Bitcoin is on track for its longest monthly winning streak in more than a year after touching a record above US$28,000 over the weekend.
The largest cryptocurrency reached an all-time high of US$28,365 on Sunday before paring some of the advance, according to a composite of prices compiled by Bloomberg. The run of outsize returns over October, November and December so far is the longest such stretch since mid-2019.
“My sense is we’re very close to a top -- we could hit US$30,000 though,” said Vijay Ayyar, head of business development with crypto exchange Luno in Singapore. “We should definitely see a pullback, but the magnitude is probably lesser. We might only see 10 per cent to 15 per cent drops.”
Bitcoin climbed as much as 3.6 per cent on Monday and was trading at about US$27,260 as of 9:25 a.m. in New York. The cryptocurrency has advanced about 270 per cent this year, while the wider Bloomberg Galaxy Crypto Index is up 260 per cent.
Bitcoin has divided opinion as its price more than tripled in 2020 amid a worsening pandemic. Believers see it as a hedge against dollar weakness and the risk of faster inflation amid huge stimulus injections, and cite growing interest from institutional buyers.
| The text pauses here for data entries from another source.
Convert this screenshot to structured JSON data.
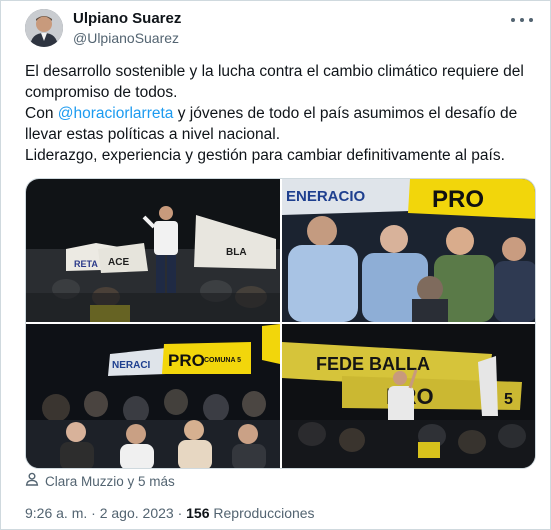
{
  "author": {
    "name": "Ulpiano Suarez",
    "handle": "@UlpianoSuarez"
  },
  "tweet": {
    "line1": "El desarrollo sostenible y la lucha contra el cambio climático requiere del compromiso de todos.",
    "line2_prefix": "Con ",
    "line2_mention": "@horaciorlarreta",
    "line2_suffix": " y jóvenes de todo el país asumimos el desafío de llevar estas políticas a nivel nacional.",
    "line3": "Liderazgo, experiencia y gestión para cambiar definitivamente al país."
  },
  "photos": [
    {
      "banner_1": "RETA",
      "banner_2": "ACE",
      "banner_3": "BLA"
    },
    {
      "banner_1": "ENERACIO",
      "banner_2": "PRO"
    },
    {
      "banner_1": "NERACI",
      "banner_2": "PRO",
      "banner_3": "COMUNA 5"
    },
    {
      "banner_1": "FEDE BALLA",
      "banner_2": "PRO",
      "banner_3": "5"
    }
  ],
  "tagged": {
    "label": "Clara Muzzio y 5 más"
  },
  "meta": {
    "time": "9:26 a. m.",
    "separator": " · ",
    "date": "2 ago. 2023",
    "views_count": "156",
    "views_label": " Reproducciones"
  },
  "colors": {
    "link": "#1d9bf0",
    "text": "#0f1419",
    "secondary": "#536471",
    "pro_yellow": "#f2d60b"
  },
  "icons": {
    "more": "more-dots-icon",
    "tagged": "person-icon"
  }
}
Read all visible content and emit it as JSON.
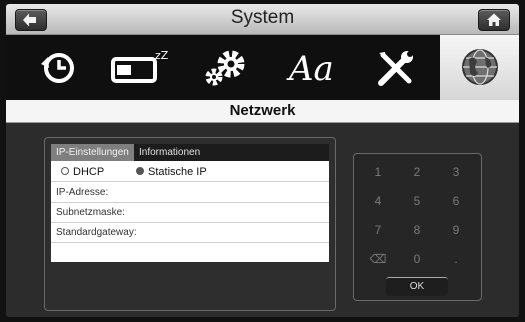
{
  "header": {
    "title": "System",
    "back_icon": "arrow-left-icon",
    "home_icon": "home-icon"
  },
  "categories": [
    {
      "name": "history-clock-icon"
    },
    {
      "name": "sleep-battery-icon"
    },
    {
      "name": "gears-icon"
    },
    {
      "name": "font-icon",
      "glyph": "Aa"
    },
    {
      "name": "tools-icon"
    },
    {
      "name": "network-globe-icon",
      "selected": true
    }
  ],
  "section": {
    "title": "Netzwerk"
  },
  "tabs": [
    {
      "label": "IP-Einstellungen",
      "active": true
    },
    {
      "label": "Informationen",
      "active": false
    }
  ],
  "form": {
    "mode_options": [
      {
        "label": "DHCP",
        "selected": false
      },
      {
        "label": "Statische IP",
        "selected": true
      }
    ],
    "fields": [
      {
        "label": "IP-Adresse:",
        "value": ""
      },
      {
        "label": "Subnetzmaske:",
        "value": ""
      },
      {
        "label": "Standardgateway:",
        "value": ""
      }
    ]
  },
  "keypad": {
    "keys": [
      "1",
      "2",
      "3",
      "4",
      "5",
      "6",
      "7",
      "8",
      "9",
      "⌫",
      "0",
      "."
    ],
    "ok_label": "OK"
  },
  "colors": {
    "accent": "#7f7f7f",
    "background": "#2c2c2c",
    "title_bar": "#d0d0d0"
  }
}
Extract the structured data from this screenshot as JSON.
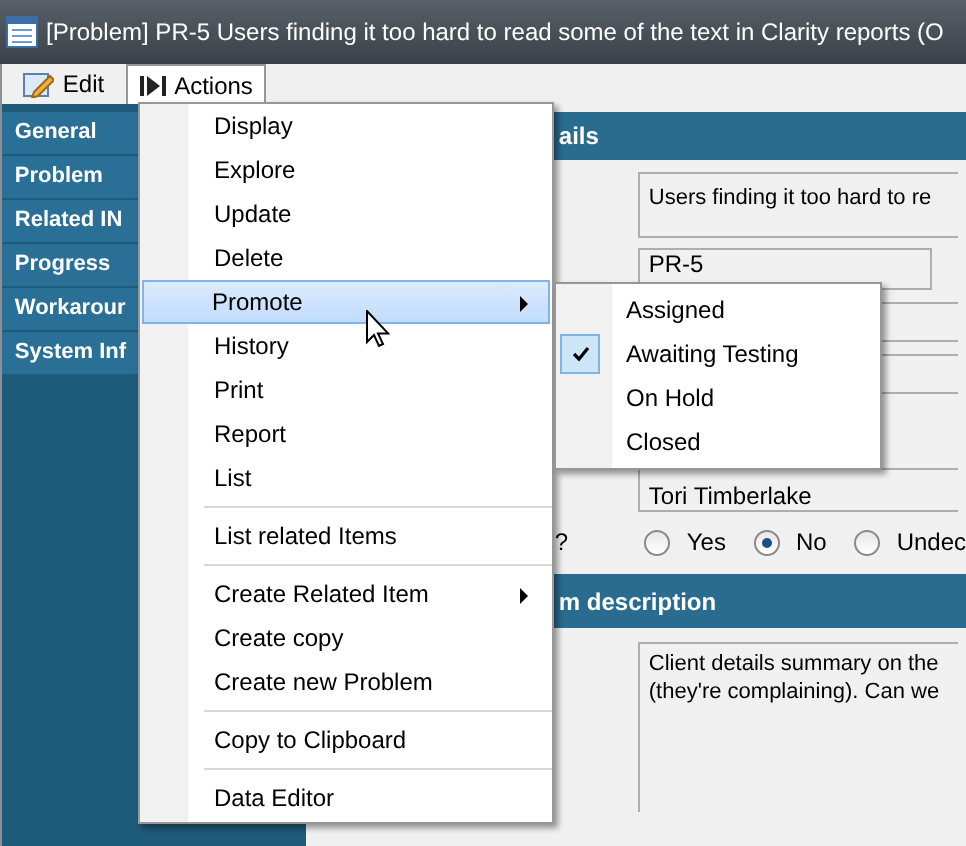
{
  "window": {
    "title": "[Problem] PR-5 Users finding it too hard to read some of the text in Clarity reports (O"
  },
  "toolbar": [
    {
      "label": "Edit",
      "kind": "edit",
      "selected": false
    },
    {
      "label": "Actions",
      "kind": "actions",
      "selected": true
    }
  ],
  "sidebar": {
    "items": [
      {
        "label": "General"
      },
      {
        "label": "Problem"
      },
      {
        "label": "Related IN"
      },
      {
        "label": "Progress"
      },
      {
        "label": "Workarour"
      },
      {
        "label": "System Inf"
      }
    ]
  },
  "details": {
    "header": "ails",
    "summary": "Users finding it too hard to re",
    "id": "PR-5",
    "assignee": "Tori Timberlake",
    "question_label": "?",
    "options": [
      {
        "label": "Yes",
        "selected": false
      },
      {
        "label": "No",
        "selected": true
      },
      {
        "label": "Undec",
        "selected": false
      }
    ]
  },
  "description": {
    "header": "m description",
    "text": "Client details summary on the\n(they're complaining). Can we"
  },
  "menu": {
    "items": [
      {
        "kind": "item",
        "label": "Display",
        "selected": false,
        "has_submenu": false
      },
      {
        "kind": "item",
        "label": "Explore",
        "selected": false,
        "has_submenu": false
      },
      {
        "kind": "item",
        "label": "Update",
        "selected": false,
        "has_submenu": false
      },
      {
        "kind": "item",
        "label": "Delete",
        "selected": false,
        "has_submenu": false
      },
      {
        "kind": "item",
        "label": "Promote",
        "selected": true,
        "has_submenu": true
      },
      {
        "kind": "item",
        "label": "History",
        "selected": false,
        "has_submenu": false
      },
      {
        "kind": "item",
        "label": "Print",
        "selected": false,
        "has_submenu": false
      },
      {
        "kind": "item",
        "label": "Report",
        "selected": false,
        "has_submenu": false
      },
      {
        "kind": "item",
        "label": "List",
        "selected": false,
        "has_submenu": false
      },
      {
        "kind": "separator"
      },
      {
        "kind": "item",
        "label": "List related Items",
        "selected": false,
        "has_submenu": false
      },
      {
        "kind": "separator"
      },
      {
        "kind": "item",
        "label": "Create Related Item",
        "selected": false,
        "has_submenu": true
      },
      {
        "kind": "item",
        "label": "Create copy",
        "selected": false,
        "has_submenu": false
      },
      {
        "kind": "item",
        "label": "Create new Problem",
        "selected": false,
        "has_submenu": false
      },
      {
        "kind": "separator"
      },
      {
        "kind": "item",
        "label": "Copy to Clipboard",
        "selected": false,
        "has_submenu": false
      },
      {
        "kind": "separator"
      },
      {
        "kind": "item",
        "label": "Data Editor",
        "selected": false,
        "has_submenu": false
      }
    ]
  },
  "submenu": {
    "items": [
      {
        "label": "Assigned",
        "checked": false
      },
      {
        "label": "Awaiting Testing",
        "checked": true
      },
      {
        "label": "On Hold",
        "checked": false
      },
      {
        "label": "Closed",
        "checked": false
      }
    ]
  }
}
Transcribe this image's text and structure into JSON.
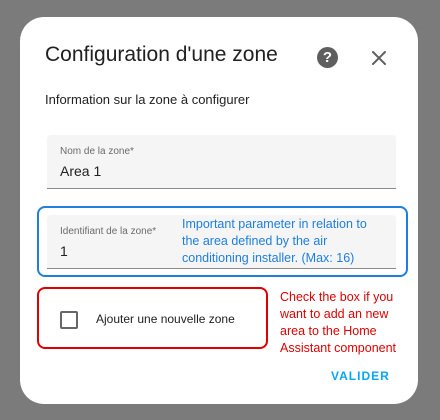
{
  "dialog": {
    "title": "Configuration d'une zone",
    "help_icon": "help-circle-icon",
    "help_glyph": "?",
    "close_icon": "close-icon",
    "subtitle": "Information sur la zone à configurer"
  },
  "fields": {
    "zone_name": {
      "label": "Nom de la zone*",
      "value": "Area 1"
    },
    "zone_id": {
      "label": "Identifiant de la zone*",
      "value": "1"
    }
  },
  "checkbox": {
    "label": "Ajouter une nouvelle zone",
    "checked": false
  },
  "actions": {
    "submit_label": "VALIDER"
  },
  "annotations": {
    "id_note_lines": [
      "Important parameter in relation to",
      "the area defined by the air",
      "conditioning installer. (Max: 16)"
    ],
    "checkbox_note_lines": [
      "Check the box if you",
      "want to add an new",
      "area to the Home",
      "Assistant component"
    ]
  },
  "colors": {
    "accent": "#03a9f4",
    "annotation_blue": "#1e7fe0",
    "annotation_red": "#e00000",
    "backdrop": "#7b7b7b"
  }
}
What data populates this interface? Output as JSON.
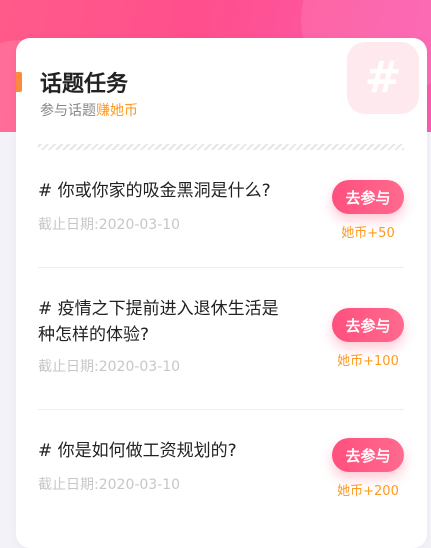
{
  "header": {
    "title": "话题任务",
    "subtitle_prefix": "参与话题",
    "subtitle_highlight": "赚她币",
    "decor_glyph": "#"
  },
  "tasks": [
    {
      "title": "# 你或你家的吸金黑洞是什么?",
      "date": "截止日期:2020-03-10",
      "button": "去参与",
      "reward": "她币+50"
    },
    {
      "title": "# 疫情之下提前进入退休生活是种怎样的体验?",
      "date": "截止日期:2020-03-10",
      "button": "去参与",
      "reward": "她币+100"
    },
    {
      "title": "# 你是如何做工资规划的?",
      "date": "截止日期:2020-03-10",
      "button": "去参与",
      "reward": "她币+200"
    }
  ],
  "colors": {
    "accent_pink": "#ff4f7e",
    "reward_orange": "#ff9a1f",
    "title_bar_orange": "#ff8a3d"
  },
  "icons": [
    "hash-icon"
  ]
}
Others question Bitcoin’s validity as an investment and point to the digital currency’s history of wild rallies followed by crashes.
Regulatory scrutiny of the still-nascent cryptocurrency industry continues to be a variable for investors to consider.
The Securities and Exchange Commission last week accused Ripple Labs Inc. and its top executives of misleading investors in affiliated token XRP. While Ripple plans to challenge the accusation in the courts, the development underscores the prospect of stricter oversight of digital assets.
Ayyar said investors are shifting to Bitcoin and other digital coins in the wake of the XRP development.
Edward Moya, senior market analyst at Oanda, says demand for Bitcoin is “relentless.”
“Bitcoin is still the trendy trade on Wall Street and that might not go away,” Moya wrote in a note Monday. “Volatility remains elevated, but for now seems like it will attract buyers on every major dip.”
--With assistance from Claire Ballentine and Vildana Hajric.